Victimization is Victorian Era postcards

Ashley Barletta, Staff writer

If you have ever looked at Victorian era postcards, you have probably seen Indian women posing in the photographs on them.

These women are dressed in exquisite jewelry, representing wealth, and lehenga choli attire.

They were hired to model for the postcards to make the Caribbean islands look enticing to tourists and British citizens.

However, the story behind these photos is not so pretty.

The Indo-Caribbean women were indentured workers for the British, who referred to them as “coolies,” a racist term for Asian manual workers. Sometimes the words “belles” came after “coolie” because they were beautiful, yet still so far below the British authority who referred to them as such.

They mainly posed in front of cane fields or European-like pillars.

Adding to the mystery of these women, they were nameless; solely anonymous and yet extremely captivating.

They signed contracts (which they could not read as most of them were illiterate) to work on sugarcane fields on the islands, typically for five years or more.

These job offerings were put out to make the women think that a better life awaited them.

The advertisements were especially appealing to women who had either been disowned by their families or were widowed. However, many women endured abuse during the time as indentured servants.
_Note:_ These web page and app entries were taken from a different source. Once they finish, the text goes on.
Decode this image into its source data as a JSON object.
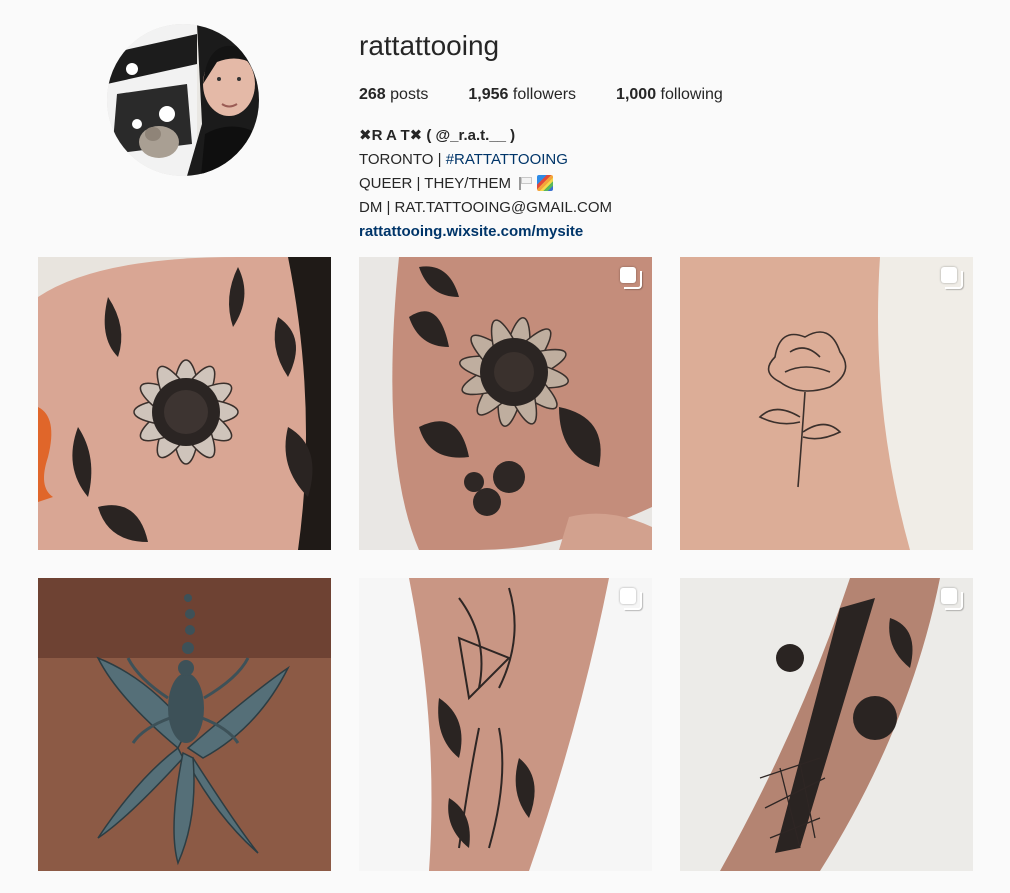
{
  "profile": {
    "username": "rattattooing",
    "stats": {
      "posts_count": "268",
      "posts_label": "posts",
      "followers_count": "1,956",
      "followers_label": "followers",
      "following_count": "1,000",
      "following_label": "following"
    },
    "bio": {
      "name": "✖R A T✖ ( @_r.a.t.__ )",
      "location": "TORONTO | ",
      "hashtag": "#RATTATTOOING",
      "identity": "QUEER | THEY/THEM ",
      "contact": "DM | RAT.TATTOOING@GMAIL.COM",
      "website": "rattattooing.wixsite.com/mysite"
    }
  },
  "posts": [
    {
      "subject": "sunflower and fern hand tattoo",
      "multi": false
    },
    {
      "subject": "sunflower and blackberry foot tattoo",
      "multi": true
    },
    {
      "subject": "fine line peony ankle tattoo",
      "multi": true
    },
    {
      "subject": "scorpion and lily tattoo",
      "multi": false
    },
    {
      "subject": "geometric faces and ferns leg sleeve",
      "multi": true
    },
    {
      "subject": "knife, roses and spiderweb forearm tattoo",
      "multi": true
    }
  ],
  "colors": {
    "text": "#262626",
    "link": "#003569",
    "background": "#fafafa"
  },
  "icons": {
    "multi_post": "stacked-squares-icon"
  }
}
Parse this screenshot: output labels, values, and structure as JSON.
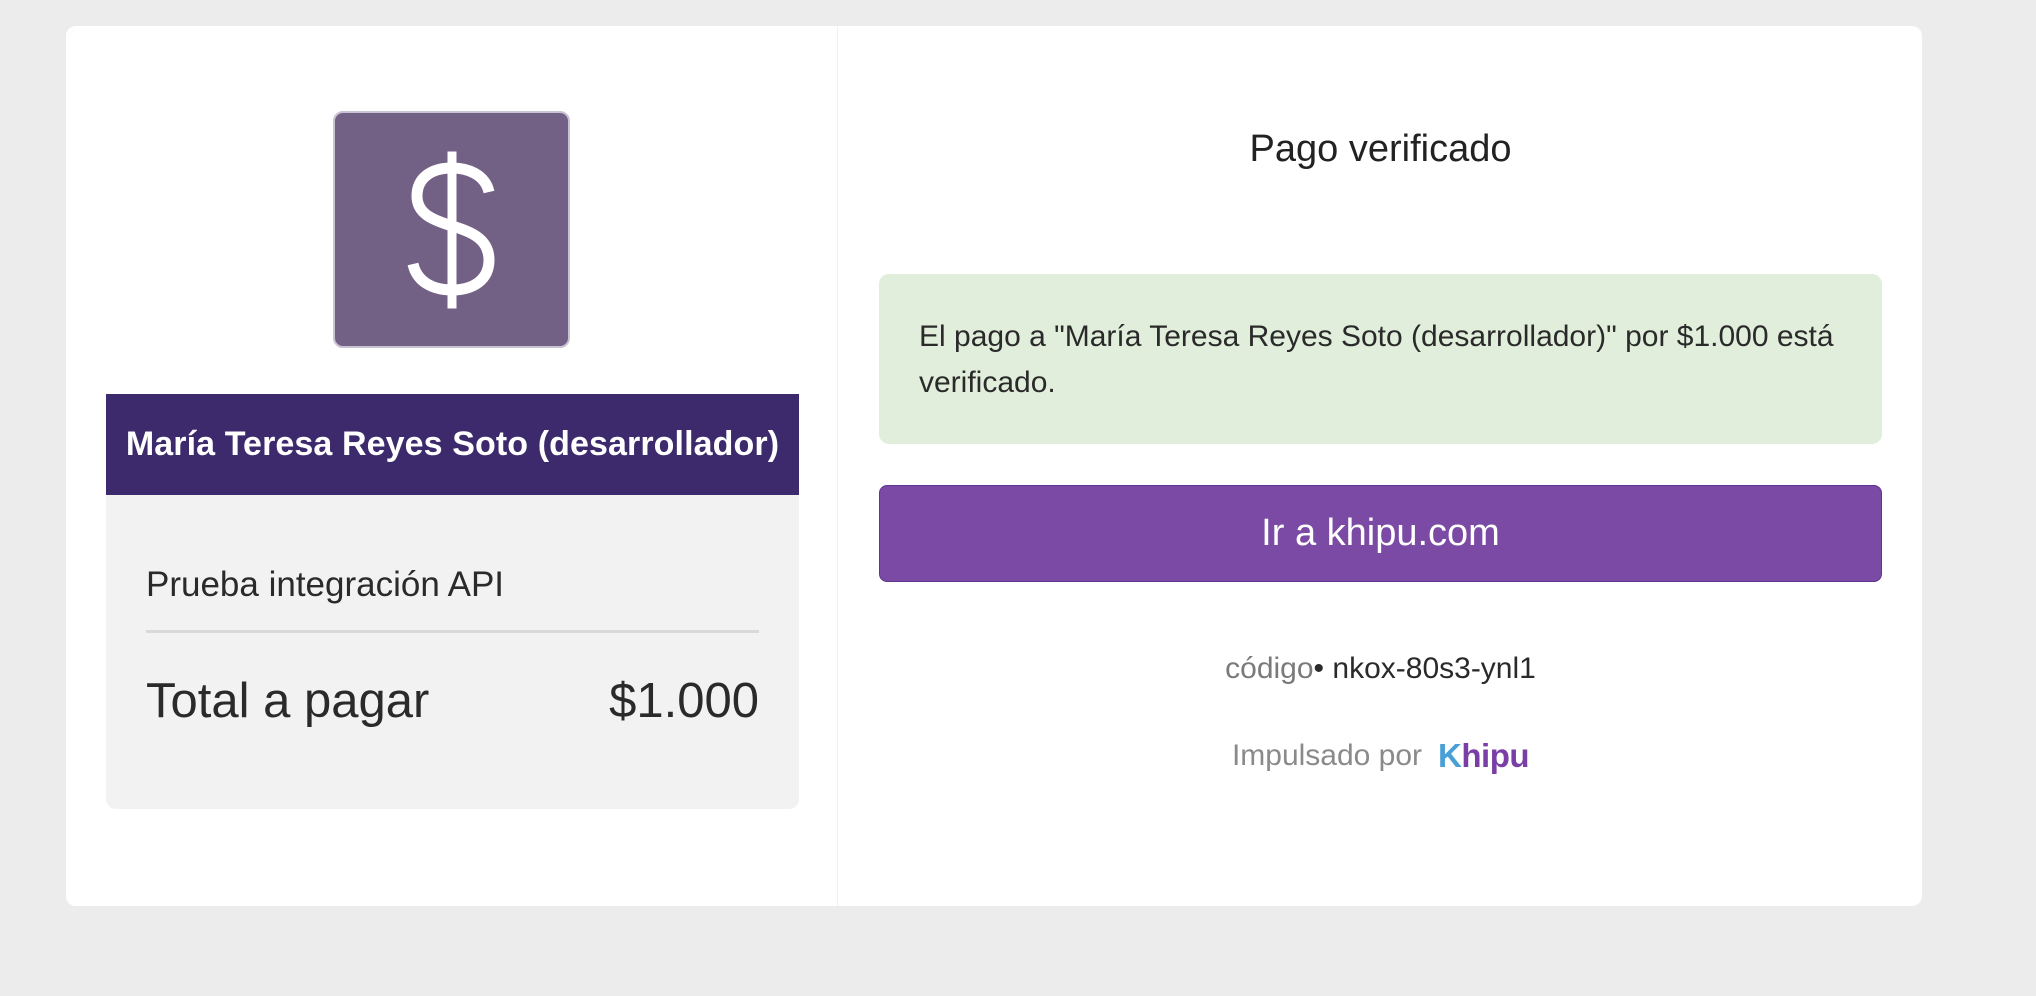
{
  "merchant": {
    "logo_icon": "dollar-sign-icon",
    "name": "María Teresa Reyes Soto (desarrollador)",
    "subject": "Prueba integración API",
    "total_label": "Total a pagar",
    "total_amount": "$1.000"
  },
  "status": {
    "title": "Pago verificado",
    "message": "El pago a \"María Teresa Reyes Soto (desarrollador)\" por $1.000 está verificado."
  },
  "cta": {
    "label": "Ir a khipu.com"
  },
  "code": {
    "label": "código",
    "separator": "•",
    "value": "nkox-80s3-ynl1"
  },
  "footer": {
    "powered_by": "Impulsado por",
    "brand_initial": "K",
    "brand_rest": "hipu"
  },
  "colors": {
    "banner": "#3d2a6c",
    "logo_bg": "#726185",
    "alert_bg": "#e1eedb",
    "button": "#7a4aa4",
    "brand_blue": "#4aa0d6",
    "brand_purple": "#7a3fa6"
  }
}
From there, they were transported to the British colonies and sent out to work. There were roughly two million indentured workers in the British colonies at the time.
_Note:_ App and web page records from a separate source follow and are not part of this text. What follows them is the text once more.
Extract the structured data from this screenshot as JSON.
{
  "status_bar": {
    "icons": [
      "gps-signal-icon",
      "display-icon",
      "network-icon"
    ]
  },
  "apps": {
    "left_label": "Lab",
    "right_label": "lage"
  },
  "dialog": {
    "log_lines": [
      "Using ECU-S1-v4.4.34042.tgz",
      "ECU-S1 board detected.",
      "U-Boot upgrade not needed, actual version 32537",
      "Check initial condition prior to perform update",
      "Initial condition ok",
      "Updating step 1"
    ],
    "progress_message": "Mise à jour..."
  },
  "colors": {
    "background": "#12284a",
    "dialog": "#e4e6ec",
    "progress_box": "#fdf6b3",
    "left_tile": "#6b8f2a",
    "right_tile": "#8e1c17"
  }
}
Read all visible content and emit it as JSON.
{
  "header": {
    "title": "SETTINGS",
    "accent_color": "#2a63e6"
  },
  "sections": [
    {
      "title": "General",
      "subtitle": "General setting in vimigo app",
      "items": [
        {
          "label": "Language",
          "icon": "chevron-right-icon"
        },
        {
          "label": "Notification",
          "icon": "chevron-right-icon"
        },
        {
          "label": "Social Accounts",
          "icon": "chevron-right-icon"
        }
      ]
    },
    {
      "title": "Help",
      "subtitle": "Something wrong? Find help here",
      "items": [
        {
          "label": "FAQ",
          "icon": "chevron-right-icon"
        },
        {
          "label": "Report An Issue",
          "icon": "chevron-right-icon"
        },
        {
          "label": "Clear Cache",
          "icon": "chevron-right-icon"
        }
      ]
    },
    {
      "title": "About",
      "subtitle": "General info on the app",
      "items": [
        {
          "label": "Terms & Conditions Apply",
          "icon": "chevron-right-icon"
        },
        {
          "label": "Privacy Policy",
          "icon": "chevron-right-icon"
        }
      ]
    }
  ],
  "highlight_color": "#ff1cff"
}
With the advancement of technology during the Victorian era, photographs could be taken more easily, and therefore, were more easily accessible.
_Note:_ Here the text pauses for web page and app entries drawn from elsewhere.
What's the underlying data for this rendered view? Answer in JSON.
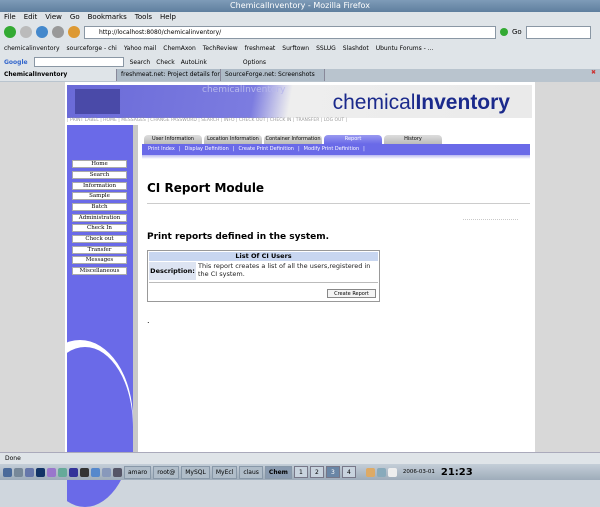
{
  "window": {
    "title": "ChemicalInventory - Mozilla Firefox"
  },
  "menu": [
    "File",
    "Edit",
    "View",
    "Go",
    "Bookmarks",
    "Tools",
    "Help"
  ],
  "nav": {
    "url": "http://localhost:8080/chemicalinventory/",
    "go_label": "Go"
  },
  "bookmarks": [
    "chemicalinventory",
    "sourceforge - chi",
    "Yahoo mail",
    "ChemAxon",
    "TechReview",
    "freshmeat",
    "Surftown",
    "SSLUG",
    "Slashdot",
    "Ubuntu Forums - ..."
  ],
  "googlebar": {
    "logo": "Google",
    "search": "Search",
    "check": "Check",
    "autolink": "AutoLink",
    "options": "Options"
  },
  "browser_tabs": [
    "ChemicalInventory",
    "freshmeat.net: Project details for...",
    "SourceForge.net: Screenshots"
  ],
  "banner": {
    "logo_regular": "chemical",
    "logo_bold": "Inventory",
    "ghost": "chemicalInventory"
  },
  "toplinks": "| PRINT LABEL | HOME | MESSAGES | CHANGE PASSWORD | SEARCH | INFO | CHECK OUT | CHECK IN | TRANSFER | LOG OUT |",
  "sidebar": [
    "Home",
    "Search",
    "Information",
    "Sample",
    "Batch",
    "Administration",
    "Check In",
    "Check out",
    "Transfer",
    "Messages",
    "Miscellaneous"
  ],
  "content_tabs": [
    "User Information",
    "Location Information",
    "Container Information",
    "Report",
    "History"
  ],
  "subnav": [
    "Print Index",
    "Display Definition",
    "Create Print Definition",
    "Modify Print Definition"
  ],
  "main": {
    "title": "CI Report Module",
    "subtitle": "Print reports defined in the system.",
    "report": {
      "name": "List Of CI Users",
      "desc_label": "Description:",
      "description": "This report creates a list of all the users,registered in the CI system.",
      "button": "Create Report"
    },
    "footer_dot": "."
  },
  "status": "Done",
  "taskbar": {
    "tasks": [
      "amaro",
      "root@",
      "MySQL",
      "MyEcl",
      "claus",
      "Chem"
    ],
    "desktops": [
      "1",
      "2",
      "3",
      "4"
    ],
    "date": "2006-03-01",
    "time": "21:23"
  }
}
Many people wanted to own postcards simply to make it seem as though they had traveled a lot, but the white people who purchased the postcards were appalled at the exposure of the Indian women’s arms and legs. Not only did the depiction of these women sexualize them, but it also marginalized them.

Felix Morin was one of the men who photographed the women. He was a French commercial photographer who, from 1869-1890, owned a studio in Port of Spain, the capital of Trinidad.

Though not much information on his life can be found, his photographs are still relevant today in that they captured the essence of the Indo-Caribbean women during the Victorian time period, a history that still remains widely unknown.

These women were not happy, even when depicted that way. The jobs which they had as indentured workers and models for postcard photos were their only hope of having a better life, but to no avail, because their beauty was used merely for profit.

The final abolition of indentured worker contracts did not occur until one century ago.

A visual artist named Andil Gosine referenced the Victorian postcards in his series “Cane Portraiture.” He asked Caribbeans who migrated to New York to pose in the traditional lehenga cholis in front of a backdrop containing a sugarcane field.

His main motive in doing this was to get a feel for what was going on between the Victorian age women and Felix Morin. The photos taken by Gosine were eventually printed onto postcards as well.

Thankfully, we no longer hang postcards of victims of abuse and exploitation. But this part of history serves as an ample reminder that in photographs, not all is at it may seem.